‘Dental Tourism’ is it worth the RISK?

‘Dental Tourism’ is it worth the RISK?

These days it is common for people to seek ‘dental tourism’ options while overseas. Lets face it, cheap dentistry on the back of a vacation can be appealing. Its possible to save 50% on the cost of dental treatment when travelling aboard to countries such as Thailand, Malaysia, China, India and even some eastern European countries.

Things you need to be aware of when considering Travel for Dental Treatment or ‘Dental Tourism’ as it is sometimes described.

It is important to do your research and ask the practitioner preforming your treatment what quality assurances do they provide. Patients are entitled to know where they stand if something goes wrong. Patients should also enquire as to what type of materials will be used during their treatment and whether or not these materials are approved in their country of residence. This is not to say all dental work done abroad is of poor quality, but as a patient you need to be aware of the consequences if something goes wrong after returning home.

A problem we witnessed recently involved a patient who had dental implant treatment in an Asian country. After returning home, some maintenance and repair work was required, however in Australia it was impossible to source replacement parts (new abutment / crown screws etc.) as the implant system had no local representatives and their products were not approved by the TGA (Therapeutic Goods Agency) for Australian use.

This is where is gets tricky.

There are Australian and Overseas based companies that actively promote and arrange this whole ‘Dental Tourism’ thing.
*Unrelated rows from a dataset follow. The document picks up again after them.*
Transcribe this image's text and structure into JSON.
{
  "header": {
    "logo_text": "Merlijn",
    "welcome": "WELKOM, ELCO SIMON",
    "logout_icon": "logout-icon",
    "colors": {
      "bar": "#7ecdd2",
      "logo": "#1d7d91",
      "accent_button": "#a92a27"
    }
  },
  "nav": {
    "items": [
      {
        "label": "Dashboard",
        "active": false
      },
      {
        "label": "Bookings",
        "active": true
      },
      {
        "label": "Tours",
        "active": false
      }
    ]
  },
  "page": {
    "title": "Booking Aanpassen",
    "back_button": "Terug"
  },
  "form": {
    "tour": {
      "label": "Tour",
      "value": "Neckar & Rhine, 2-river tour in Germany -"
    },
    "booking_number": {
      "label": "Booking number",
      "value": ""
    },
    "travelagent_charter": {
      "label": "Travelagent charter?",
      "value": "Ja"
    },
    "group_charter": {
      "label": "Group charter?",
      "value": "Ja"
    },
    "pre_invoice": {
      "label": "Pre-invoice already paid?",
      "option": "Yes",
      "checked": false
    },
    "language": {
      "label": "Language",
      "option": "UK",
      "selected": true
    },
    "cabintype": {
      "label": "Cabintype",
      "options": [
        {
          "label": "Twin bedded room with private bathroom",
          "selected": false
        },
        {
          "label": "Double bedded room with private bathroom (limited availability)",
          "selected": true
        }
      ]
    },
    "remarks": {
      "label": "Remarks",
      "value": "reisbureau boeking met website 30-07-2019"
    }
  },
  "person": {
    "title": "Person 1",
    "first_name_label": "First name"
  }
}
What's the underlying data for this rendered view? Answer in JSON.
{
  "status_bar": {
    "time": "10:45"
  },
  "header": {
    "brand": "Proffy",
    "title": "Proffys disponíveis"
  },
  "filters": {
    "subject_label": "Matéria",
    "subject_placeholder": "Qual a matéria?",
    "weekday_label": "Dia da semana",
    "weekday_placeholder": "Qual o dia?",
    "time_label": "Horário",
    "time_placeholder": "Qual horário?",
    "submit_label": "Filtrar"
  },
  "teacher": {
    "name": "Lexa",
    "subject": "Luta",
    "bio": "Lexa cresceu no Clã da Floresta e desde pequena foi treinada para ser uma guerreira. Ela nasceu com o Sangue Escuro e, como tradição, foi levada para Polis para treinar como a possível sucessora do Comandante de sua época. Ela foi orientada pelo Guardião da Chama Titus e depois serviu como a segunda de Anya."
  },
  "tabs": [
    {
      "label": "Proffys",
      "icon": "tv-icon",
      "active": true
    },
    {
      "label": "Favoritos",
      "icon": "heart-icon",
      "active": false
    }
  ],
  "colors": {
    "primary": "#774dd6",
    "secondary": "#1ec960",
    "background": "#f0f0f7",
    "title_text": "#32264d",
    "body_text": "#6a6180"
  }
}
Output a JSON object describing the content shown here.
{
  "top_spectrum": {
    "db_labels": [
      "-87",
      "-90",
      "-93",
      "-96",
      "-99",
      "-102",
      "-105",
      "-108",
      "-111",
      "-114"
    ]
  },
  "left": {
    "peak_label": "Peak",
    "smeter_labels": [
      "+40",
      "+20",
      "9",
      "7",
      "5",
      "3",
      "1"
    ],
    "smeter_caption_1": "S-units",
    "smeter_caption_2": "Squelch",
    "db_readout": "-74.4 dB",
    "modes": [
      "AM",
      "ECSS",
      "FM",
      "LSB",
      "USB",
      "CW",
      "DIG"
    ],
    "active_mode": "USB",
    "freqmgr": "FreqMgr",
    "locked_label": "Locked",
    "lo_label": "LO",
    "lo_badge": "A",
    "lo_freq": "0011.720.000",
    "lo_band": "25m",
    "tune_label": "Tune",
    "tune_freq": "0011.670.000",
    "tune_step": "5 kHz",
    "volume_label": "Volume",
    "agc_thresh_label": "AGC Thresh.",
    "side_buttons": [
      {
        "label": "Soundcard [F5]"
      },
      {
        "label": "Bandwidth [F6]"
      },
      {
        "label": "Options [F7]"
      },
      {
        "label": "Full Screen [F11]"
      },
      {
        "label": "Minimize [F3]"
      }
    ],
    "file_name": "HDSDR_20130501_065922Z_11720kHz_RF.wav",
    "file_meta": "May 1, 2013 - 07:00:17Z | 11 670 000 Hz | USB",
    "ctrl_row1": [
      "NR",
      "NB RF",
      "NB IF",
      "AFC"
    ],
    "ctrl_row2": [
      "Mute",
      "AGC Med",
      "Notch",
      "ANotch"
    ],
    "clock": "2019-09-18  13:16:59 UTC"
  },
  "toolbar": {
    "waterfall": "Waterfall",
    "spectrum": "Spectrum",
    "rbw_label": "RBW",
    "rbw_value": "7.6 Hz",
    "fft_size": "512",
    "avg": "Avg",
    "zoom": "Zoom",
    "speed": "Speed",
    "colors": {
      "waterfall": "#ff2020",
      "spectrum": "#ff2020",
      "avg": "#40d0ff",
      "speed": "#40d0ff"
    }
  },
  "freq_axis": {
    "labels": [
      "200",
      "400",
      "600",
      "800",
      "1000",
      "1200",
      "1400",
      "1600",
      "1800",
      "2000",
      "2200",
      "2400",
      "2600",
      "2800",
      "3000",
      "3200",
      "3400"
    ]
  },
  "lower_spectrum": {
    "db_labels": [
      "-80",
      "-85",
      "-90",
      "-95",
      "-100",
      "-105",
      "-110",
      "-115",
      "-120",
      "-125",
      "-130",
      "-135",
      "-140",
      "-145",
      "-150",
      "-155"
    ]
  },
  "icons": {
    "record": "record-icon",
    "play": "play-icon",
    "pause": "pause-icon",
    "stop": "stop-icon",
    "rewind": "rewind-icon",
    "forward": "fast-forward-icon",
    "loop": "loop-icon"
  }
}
Everything  from booking the treatments, flights, hotel or resort accommodation as well as transfers from your hotel to the hospital / clinic and back. Unfortunately these companies seldom offer insurance for the work that is being done and if you complain to them all of the sudden they stop answering your calls and responding….. so make sure you protect yourself if you feel ‘Dental Tourism’ is your only option.

The most common types of dental procedure many Australians are travelling abroad for are;

  • Crowns
  • Veneers
  • Implants
  • Root Canal Treatment
  • Cosmetic Fillings

These treatments sound simple and most of the time they are, however some potentially complexities exist and can arise when not expected.

Is it worth the GAMBLE?


What questions need to be asked and what are the potential risks?

  • What are the practitioners qualifications and where were they trained?…One particular patient seeking reparative treatment in Australia for work done overseas was heard to say “but the dentist had a dental degree from Monash University”…..Hello, Monash University has no Dental School…..falsified documentation is a big problem in Asia.
  • Read online reviews but not only on the dentists own website
  • Ask about Guarantees or Warranties if something goes wrong, do they have an arrangement with a clinic in your hometown for maintenance?
  • “Will I have to fly back if something goes wrong and who will fund the additional travel and other incurred expenses?”


Good dental work is often more expensive in Australia than in Asian or other third world countries, but at least you can be safe with the knowledge that there is a complaint system and process that can be accessed here in every state. In Australia, patients have the right to complain about health services with the Health Commissioner, Dental and Medical Boards or professional associations like the ADA (Australian Dental Association) or AMA (Australian Medical Association).

Discuss your financial concerns with your local dentist or doctor and seek their advice. There may be an options out there that you are not aware of that can help you fund your dental work here, such as third party financing. Try to work out a payment plan with your dentist or see if your condition make you eligible for an early withdraw of money from your Superfund.


As a rule Dr New of CDIC says ‘dont have elective dental or medical treatments in countries where the tap water is not drinkable’